* _What you have to do_
Print the records exactly as written, and let no picture into the answer.

************

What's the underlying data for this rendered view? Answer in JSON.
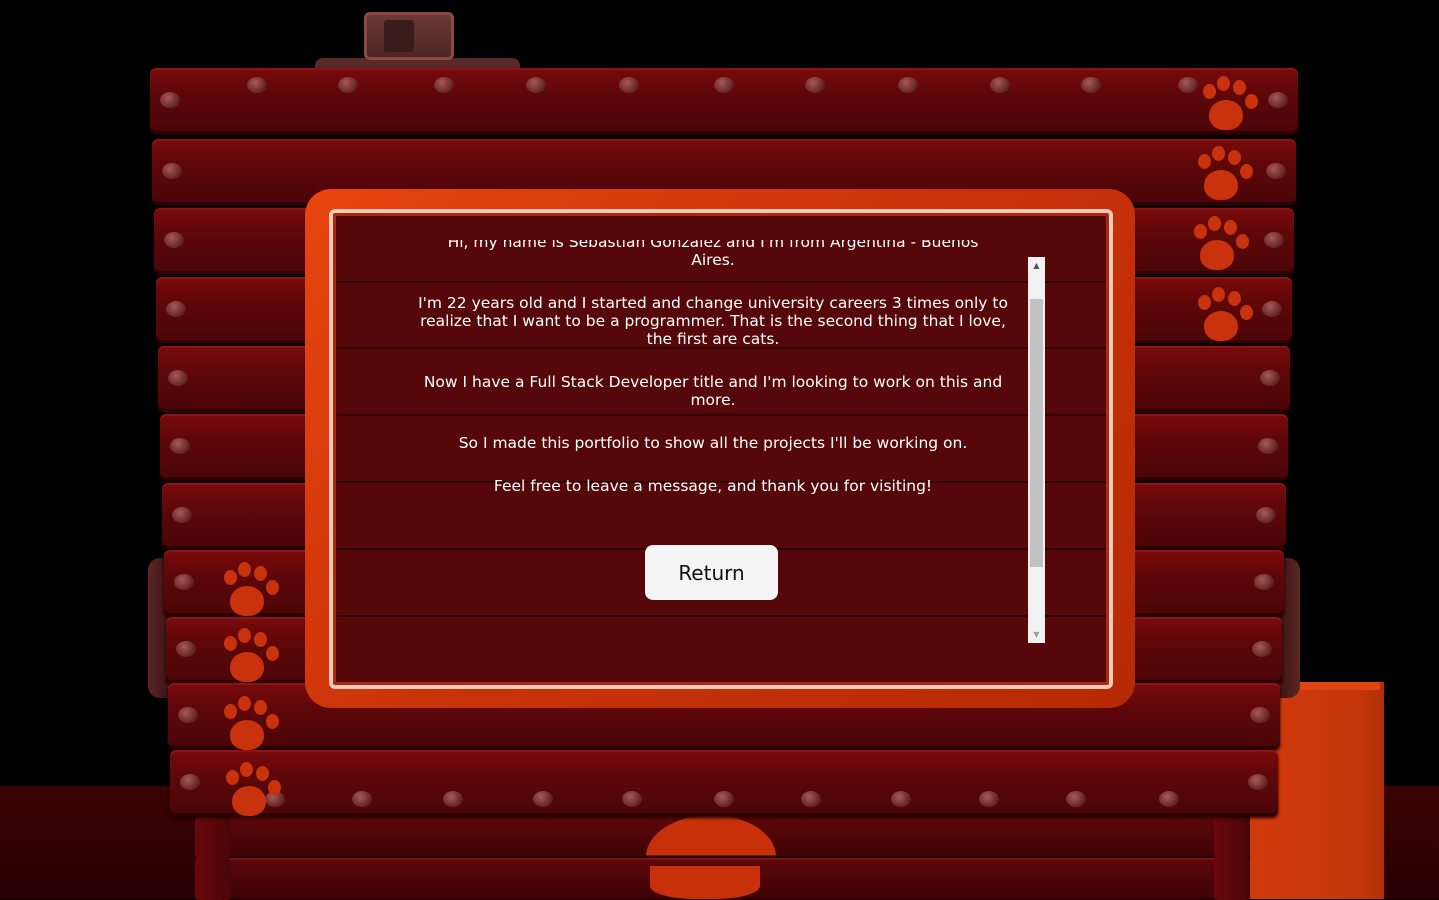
{
  "about": {
    "partial_line": "Hi, my name is Sebastian Gonzalez and I'm from Argentina - Buenos",
    "paragraphs": [
      "Aires.",
      "I'm 22 years old and I started and change university careers 3 times only to realize that I want to be a programmer. That is the second thing that I love, the first are cats.",
      "Now I have a Full Stack Developer title and I'm looking to work on this and more.",
      "So I made this portfolio to show all the projects I'll be working on.",
      "Feel free to leave a message, and thank you for visiting!"
    ],
    "return_label": "Return"
  },
  "scrollbar": {
    "up_arrow": "▲",
    "down_arrow": "▼",
    "position": 0.3
  },
  "colors": {
    "plank": "#5e0709",
    "frame": "#d23a0c",
    "paw": "#c8320c",
    "button_bg": "#f5f5f5"
  },
  "icons": {
    "paw": "paw-print-icon",
    "rivet": "rivet-icon",
    "buckle": "buckle-icon"
  }
}
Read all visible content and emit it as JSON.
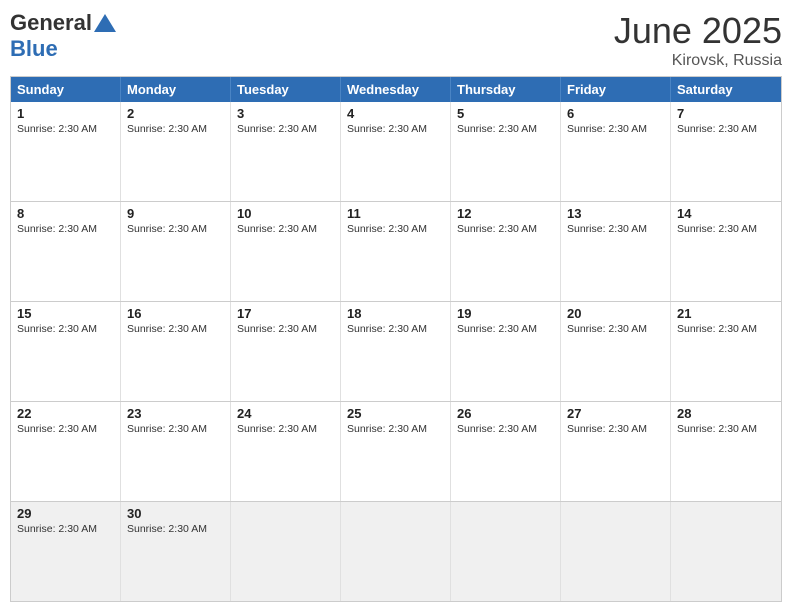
{
  "logo": {
    "general": "General",
    "blue": "Blue"
  },
  "title": {
    "month_year": "June 2025",
    "location": "Kirovsk, Russia"
  },
  "header_days": [
    "Sunday",
    "Monday",
    "Tuesday",
    "Wednesday",
    "Thursday",
    "Friday",
    "Saturday"
  ],
  "weeks": [
    [
      {
        "day": "1",
        "sunrise": "Sunrise: 2:30 AM",
        "empty": false
      },
      {
        "day": "2",
        "sunrise": "Sunrise: 2:30 AM",
        "empty": false
      },
      {
        "day": "3",
        "sunrise": "Sunrise: 2:30 AM",
        "empty": false
      },
      {
        "day": "4",
        "sunrise": "Sunrise: 2:30 AM",
        "empty": false
      },
      {
        "day": "5",
        "sunrise": "Sunrise: 2:30 AM",
        "empty": false
      },
      {
        "day": "6",
        "sunrise": "Sunrise: 2:30 AM",
        "empty": false
      },
      {
        "day": "7",
        "sunrise": "Sunrise: 2:30 AM",
        "empty": false
      }
    ],
    [
      {
        "day": "8",
        "sunrise": "Sunrise: 2:30 AM",
        "empty": false
      },
      {
        "day": "9",
        "sunrise": "Sunrise: 2:30 AM",
        "empty": false
      },
      {
        "day": "10",
        "sunrise": "Sunrise: 2:30 AM",
        "empty": false
      },
      {
        "day": "11",
        "sunrise": "Sunrise: 2:30 AM",
        "empty": false
      },
      {
        "day": "12",
        "sunrise": "Sunrise: 2:30 AM",
        "empty": false
      },
      {
        "day": "13",
        "sunrise": "Sunrise: 2:30 AM",
        "empty": false
      },
      {
        "day": "14",
        "sunrise": "Sunrise: 2:30 AM",
        "empty": false
      }
    ],
    [
      {
        "day": "15",
        "sunrise": "Sunrise: 2:30 AM",
        "empty": false
      },
      {
        "day": "16",
        "sunrise": "Sunrise: 2:30 AM",
        "empty": false
      },
      {
        "day": "17",
        "sunrise": "Sunrise: 2:30 AM",
        "empty": false
      },
      {
        "day": "18",
        "sunrise": "Sunrise: 2:30 AM",
        "empty": false
      },
      {
        "day": "19",
        "sunrise": "Sunrise: 2:30 AM",
        "empty": false
      },
      {
        "day": "20",
        "sunrise": "Sunrise: 2:30 AM",
        "empty": false
      },
      {
        "day": "21",
        "sunrise": "Sunrise: 2:30 AM",
        "empty": false
      }
    ],
    [
      {
        "day": "22",
        "sunrise": "Sunrise: 2:30 AM",
        "empty": false
      },
      {
        "day": "23",
        "sunrise": "Sunrise: 2:30 AM",
        "empty": false
      },
      {
        "day": "24",
        "sunrise": "Sunrise: 2:30 AM",
        "empty": false
      },
      {
        "day": "25",
        "sunrise": "Sunrise: 2:30 AM",
        "empty": false
      },
      {
        "day": "26",
        "sunrise": "Sunrise: 2:30 AM",
        "empty": false
      },
      {
        "day": "27",
        "sunrise": "Sunrise: 2:30 AM",
        "empty": false
      },
      {
        "day": "28",
        "sunrise": "Sunrise: 2:30 AM",
        "empty": false
      }
    ],
    [
      {
        "day": "29",
        "sunrise": "Sunrise: 2:30 AM",
        "empty": false
      },
      {
        "day": "30",
        "sunrise": "Sunrise: 2:30 AM",
        "empty": false
      },
      {
        "day": "",
        "sunrise": "",
        "empty": true
      },
      {
        "day": "",
        "sunrise": "",
        "empty": true
      },
      {
        "day": "",
        "sunrise": "",
        "empty": true
      },
      {
        "day": "",
        "sunrise": "",
        "empty": true
      },
      {
        "day": "",
        "sunrise": "",
        "empty": true
      }
    ]
  ]
}
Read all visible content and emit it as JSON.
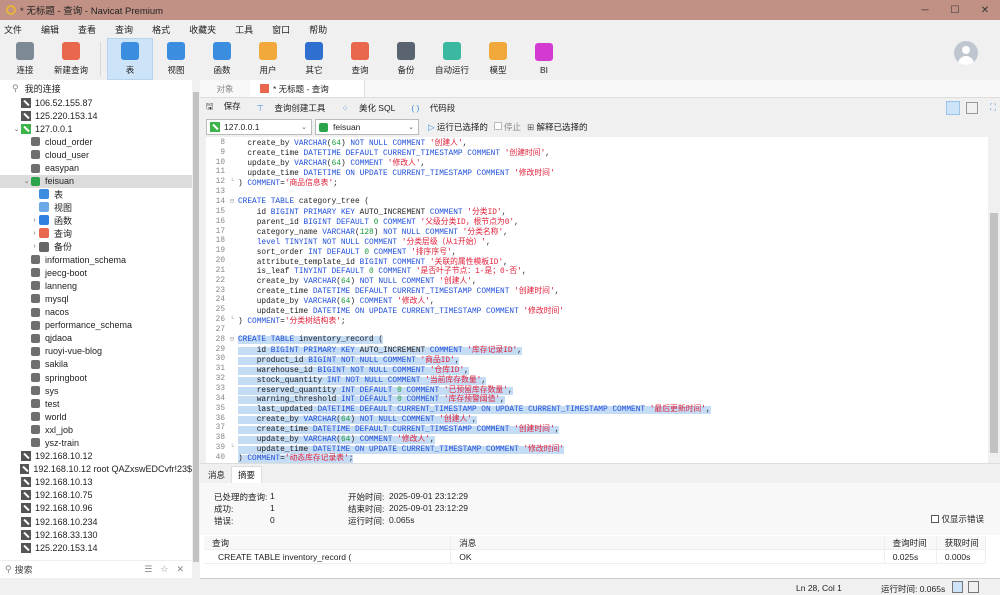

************

* _Task solution_
What's the underlying data for this rendered view? Answer in JSON.
{
  "about": {
    "partial_line": "Hi, my name is Sebastian Gonzalez and I'm from Argentina - Buenos",
    "paragraphs": [
      "Aires.",
      "I'm 22 years old and I started and change university careers 3 times only to realize that I want to be a programmer. That is the second thing that I love, the first are cats.",
      "Now I have a Full Stack Developer title and I'm looking to work on this and more.",
      "So I made this portfolio to show all the projects I'll be working on.",
      "Feel free to leave a message, and thank you for visiting!"
    ],
    "return_label": "Return"
  },
  "scrollbar": {
    "up_arrow": "▲",
    "down_arrow": "▼",
    "position": 0.3
  },
  "colors": {
    "plank": "#5e0709",
    "frame": "#d23a0c",
    "paw": "#c8320c",
    "button_bg": "#f5f5f5"
  },
  "icons": {
    "paw": "paw-print-icon",
    "rivet": "rivet-icon",
    "buckle": "buckle-icon"
  }
}
Read all visible content and emit it as JSON.
{
  "logo": {
    "general": "General",
    "blue": "Blue"
  },
  "title": {
    "month_year": "June 2025",
    "location": "Kirovsk, Russia"
  },
  "header_days": [
    "Sunday",
    "Monday",
    "Tuesday",
    "Wednesday",
    "Thursday",
    "Friday",
    "Saturday"
  ],
  "weeks": [
    [
      {
        "day": "1",
        "sunrise": "Sunrise: 2:30 AM",
        "empty": false
      },
      {
        "day": "2",
        "sunrise": "Sunrise: 2:30 AM",
        "empty": false
      },
      {
        "day": "3",
        "sunrise": "Sunrise: 2:30 AM",
        "empty": false
      },
      {
        "day": "4",
        "sunrise": "Sunrise: 2:30 AM",
        "empty": false
      },
      {
        "day": "5",
        "sunrise": "Sunrise: 2:30 AM",
        "empty": false
      },
      {
        "day": "6",
        "sunrise": "Sunrise: 2:30 AM",
        "empty": false
      },
      {
        "day": "7",
        "sunrise": "Sunrise: 2:30 AM",
        "empty": false
      }
    ],
    [
      {
        "day": "8",
        "sunrise": "Sunrise: 2:30 AM",
        "empty": false
      },
      {
        "day": "9",
        "sunrise": "Sunrise: 2:30 AM",
        "empty": false
      },
      {
        "day": "10",
        "sunrise": "Sunrise: 2:30 AM",
        "empty": false
      },
      {
        "day": "11",
        "sunrise": "Sunrise: 2:30 AM",
        "empty": false
      },
      {
        "day": "12",
        "sunrise": "Sunrise: 2:30 AM",
        "empty": false
      },
      {
        "day": "13",
        "sunrise": "Sunrise: 2:30 AM",
        "empty": false
      },
      {
        "day": "14",
        "sunrise": "Sunrise: 2:30 AM",
        "empty": false
      }
    ],
    [
      {
        "day": "15",
        "sunrise": "Sunrise: 2:30 AM",
        "empty": false
      },
      {
        "day": "16",
        "sunrise": "Sunrise: 2:30 AM",
        "empty": false
      },
      {
        "day": "17",
        "sunrise": "Sunrise: 2:30 AM",
        "empty": false
      },
      {
        "day": "18",
        "sunrise": "Sunrise: 2:30 AM",
        "empty": false
      },
      {
        "day": "19",
        "sunrise": "Sunrise: 2:30 AM",
        "empty": false
      },
      {
        "day": "20",
        "sunrise": "Sunrise: 2:30 AM",
        "empty": false
      },
      {
        "day": "21",
        "sunrise": "Sunrise: 2:30 AM",
        "empty": false
      }
    ],
    [
      {
        "day": "22",
        "sunrise": "Sunrise: 2:30 AM",
        "empty": false
      },
      {
        "day": "23",
        "sunrise": "Sunrise: 2:30 AM",
        "empty": false
      },
      {
        "day": "24",
        "sunrise": "Sunrise: 2:30 AM",
        "empty": false
      },
      {
        "day": "25",
        "sunrise": "Sunrise: 2:30 AM",
        "empty": false
      },
      {
        "day": "26",
        "sunrise": "Sunrise: 2:30 AM",
        "empty": false
      },
      {
        "day": "27",
        "sunrise": "Sunrise: 2:30 AM",
        "empty": false
      },
      {
        "day": "28",
        "sunrise": "Sunrise: 2:30 AM",
        "empty": false
      }
    ],
    [
      {
        "day": "29",
        "sunrise": "Sunrise: 2:30 AM",
        "empty": false
      },
      {
        "day": "30",
        "sunrise": "Sunrise: 2:30 AM",
        "empty": false
      },
      {
        "day": "",
        "sunrise": "",
        "empty": true
      },
      {
        "day": "",
        "sunrise": "",
        "empty": true
      },
      {
        "day": "",
        "sunrise": "",
        "empty": true
      },
      {
        "day": "",
        "sunrise": "",
        "empty": true
      },
      {
        "day": "",
        "sunrise": "",
        "empty": true
      }
    ]
  ]
}
Read all visible content and emit it as JSON.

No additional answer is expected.